I must concede that when I hear the word “mortgage”, the word “marriage” is not the first thing that comes to mind. The same surely applies to many buyers of real estate, expats in particular. But I can assure you that a marriage has everything to do with a mortgage


Buying your home

Imagine having found your Dutch dream home. You are excited to be its new owner. Before that can happen, however, the sales process has to be concluded. If required, the financing of the purchase sum via a mortgage loan must be handled. The process of applying for a mortgage loan can be exhaustive for expats, but the best preparation for tomorrow is to do today’s work well.


When applying for a loan, the bank will request you to provide some form of surety that you will indeed repay your debt. It will request you to have your home encumbered with a mortgage. Prior to this, the bank will check your personal details, such as the income you generate and your marital status.


What if you’re married?

Quite often, I am contacted by a married individual, who originates from abroad and whose spouse is still located in their home country. The height of their income is usually sufficient for the bank to loan them money. But the fact that they are married could be considered a cause of hesitation, also if their spouses aren’t co-buyers or


Getting married is a joyous happening. However, few spouses realize that their marriage exceeds merely solemnizing their affective relationship. It could also affect their ownership of properties prior to and after their marriage celebration.

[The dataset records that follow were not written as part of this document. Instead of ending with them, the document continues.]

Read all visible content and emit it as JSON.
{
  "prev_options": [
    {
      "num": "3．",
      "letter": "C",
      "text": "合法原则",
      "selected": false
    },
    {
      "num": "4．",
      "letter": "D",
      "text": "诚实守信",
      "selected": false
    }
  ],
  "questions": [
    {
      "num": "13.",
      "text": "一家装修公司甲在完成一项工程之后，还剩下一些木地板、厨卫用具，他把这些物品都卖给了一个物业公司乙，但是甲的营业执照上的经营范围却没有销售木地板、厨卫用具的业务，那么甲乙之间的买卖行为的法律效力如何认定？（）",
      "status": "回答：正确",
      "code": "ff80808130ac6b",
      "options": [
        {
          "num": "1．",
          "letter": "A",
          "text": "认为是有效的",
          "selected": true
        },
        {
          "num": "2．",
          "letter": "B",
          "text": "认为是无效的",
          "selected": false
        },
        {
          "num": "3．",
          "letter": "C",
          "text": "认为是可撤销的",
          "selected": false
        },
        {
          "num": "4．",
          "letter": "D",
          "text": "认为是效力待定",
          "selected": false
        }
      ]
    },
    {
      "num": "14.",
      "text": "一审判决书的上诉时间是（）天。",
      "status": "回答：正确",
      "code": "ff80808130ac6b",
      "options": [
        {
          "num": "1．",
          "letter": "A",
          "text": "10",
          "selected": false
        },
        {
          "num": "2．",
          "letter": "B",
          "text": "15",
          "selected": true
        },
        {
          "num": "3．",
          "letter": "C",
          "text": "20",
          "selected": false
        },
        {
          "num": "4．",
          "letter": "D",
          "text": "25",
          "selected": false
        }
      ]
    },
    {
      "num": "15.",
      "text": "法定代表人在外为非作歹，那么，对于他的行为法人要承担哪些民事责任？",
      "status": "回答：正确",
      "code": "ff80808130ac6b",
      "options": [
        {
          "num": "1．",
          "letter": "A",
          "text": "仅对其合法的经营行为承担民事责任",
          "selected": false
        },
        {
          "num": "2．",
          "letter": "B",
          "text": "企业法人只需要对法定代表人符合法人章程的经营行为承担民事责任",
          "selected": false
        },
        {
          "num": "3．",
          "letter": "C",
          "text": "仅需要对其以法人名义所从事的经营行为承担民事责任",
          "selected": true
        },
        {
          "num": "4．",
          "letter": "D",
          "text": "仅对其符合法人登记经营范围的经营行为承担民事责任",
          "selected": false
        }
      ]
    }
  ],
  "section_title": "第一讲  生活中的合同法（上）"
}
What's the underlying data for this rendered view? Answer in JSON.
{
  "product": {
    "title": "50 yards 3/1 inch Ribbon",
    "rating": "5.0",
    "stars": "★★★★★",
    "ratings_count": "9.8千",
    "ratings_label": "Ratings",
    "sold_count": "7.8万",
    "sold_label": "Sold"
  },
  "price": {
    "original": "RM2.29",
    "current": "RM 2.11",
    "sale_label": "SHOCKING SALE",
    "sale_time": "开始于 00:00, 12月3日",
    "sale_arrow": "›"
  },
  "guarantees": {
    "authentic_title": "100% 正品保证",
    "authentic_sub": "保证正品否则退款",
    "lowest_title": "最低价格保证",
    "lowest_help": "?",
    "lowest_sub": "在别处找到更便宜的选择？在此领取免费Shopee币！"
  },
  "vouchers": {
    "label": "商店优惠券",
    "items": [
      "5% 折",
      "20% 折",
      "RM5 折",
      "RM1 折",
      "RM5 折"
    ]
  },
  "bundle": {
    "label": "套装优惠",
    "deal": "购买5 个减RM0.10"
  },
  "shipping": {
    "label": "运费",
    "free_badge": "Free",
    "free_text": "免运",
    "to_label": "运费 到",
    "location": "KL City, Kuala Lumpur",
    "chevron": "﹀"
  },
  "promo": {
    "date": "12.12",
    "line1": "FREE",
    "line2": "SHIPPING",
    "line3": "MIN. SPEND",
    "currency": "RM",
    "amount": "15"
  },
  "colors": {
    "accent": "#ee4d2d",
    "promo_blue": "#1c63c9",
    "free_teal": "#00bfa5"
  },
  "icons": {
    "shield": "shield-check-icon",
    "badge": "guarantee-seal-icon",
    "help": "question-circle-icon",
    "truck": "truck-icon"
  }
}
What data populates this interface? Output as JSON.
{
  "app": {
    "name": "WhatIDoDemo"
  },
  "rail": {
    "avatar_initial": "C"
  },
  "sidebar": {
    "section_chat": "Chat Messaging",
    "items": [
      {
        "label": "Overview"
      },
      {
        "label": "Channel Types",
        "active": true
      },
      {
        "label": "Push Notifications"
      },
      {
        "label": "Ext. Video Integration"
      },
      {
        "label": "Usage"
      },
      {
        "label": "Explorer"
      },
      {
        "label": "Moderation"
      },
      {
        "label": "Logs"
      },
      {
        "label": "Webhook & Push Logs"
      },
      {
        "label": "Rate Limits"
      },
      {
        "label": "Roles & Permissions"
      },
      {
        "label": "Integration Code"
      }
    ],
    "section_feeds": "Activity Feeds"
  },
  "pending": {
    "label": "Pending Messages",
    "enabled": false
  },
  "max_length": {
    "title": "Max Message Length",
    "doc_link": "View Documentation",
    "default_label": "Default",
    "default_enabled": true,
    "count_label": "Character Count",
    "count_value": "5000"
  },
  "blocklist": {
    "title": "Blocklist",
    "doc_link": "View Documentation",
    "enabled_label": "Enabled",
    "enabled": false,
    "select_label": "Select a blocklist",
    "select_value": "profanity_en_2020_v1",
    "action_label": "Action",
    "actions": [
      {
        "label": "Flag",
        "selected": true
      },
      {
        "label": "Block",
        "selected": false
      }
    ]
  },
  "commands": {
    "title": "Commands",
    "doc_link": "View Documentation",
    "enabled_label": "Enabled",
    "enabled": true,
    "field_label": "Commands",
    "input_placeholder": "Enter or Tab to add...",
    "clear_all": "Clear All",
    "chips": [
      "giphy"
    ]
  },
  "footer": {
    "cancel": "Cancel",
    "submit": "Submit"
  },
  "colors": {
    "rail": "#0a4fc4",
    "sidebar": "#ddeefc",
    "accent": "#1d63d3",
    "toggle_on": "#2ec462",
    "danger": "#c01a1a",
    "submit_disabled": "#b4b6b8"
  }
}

Your marital property regime may change to your rights of ownership!

Once your marriage is solemnized in the presence of the authorities in the country in which you marry, a community of property may come into existence automatically. This means that, by law, spouses may share some (or all) property and bear some (or all) liabilities together, regardless of by whom these were acquired or contracted during or before the marriage. It is, thus, a property regime that comes to be, even though the spouses may not be aware of it.


If the future spouses wish to deviate from the legal standard when it comes to a marital community of property, they can draw up a nuptial agreement prior or during the marriage, in which spouses specify what kind of a property regime exists between them. 


Be mindful of foreign law

Married expats mainly come to the Netherlands individually. Their family members tend follow suit later on. Typically, Dutch law does not apply to the marital property regime.


Once the applicable law is determined, it must be ascertained whether the spouses keep their own property after marriage celebration. Having a nuptial agreement may shed some light on this, but third parties (such as the mortgage bank) usually aren’t informed of such agreements. 


Sometimes, not having a nuptial agreement is the right solution, as the mortgage bank may request the buyer to present a declaration made by a Dutch notary in which it is stated what the legal effects of an applicable foreign law is. 


Stay ahead and prevent problems

In conclusion, when initiating an application, you should be wary of the effects your marriage may have on the possibility of actually acquiring the loan. 


It is important to contact a Dutch civil law notary firm to prevent any legal troubles from arising as soon as you possibly can in this process. As an internationally oriented notary firm, we can guide you in this matter. 




AUTHOR: Joep Ertem LL.M.
Deputy civil law notary at Westport Notarissen

He can be contacted at:
Tel: +31(0) 6 82 05 77 80
E-mail: j.ertem@westportnotarissen.nl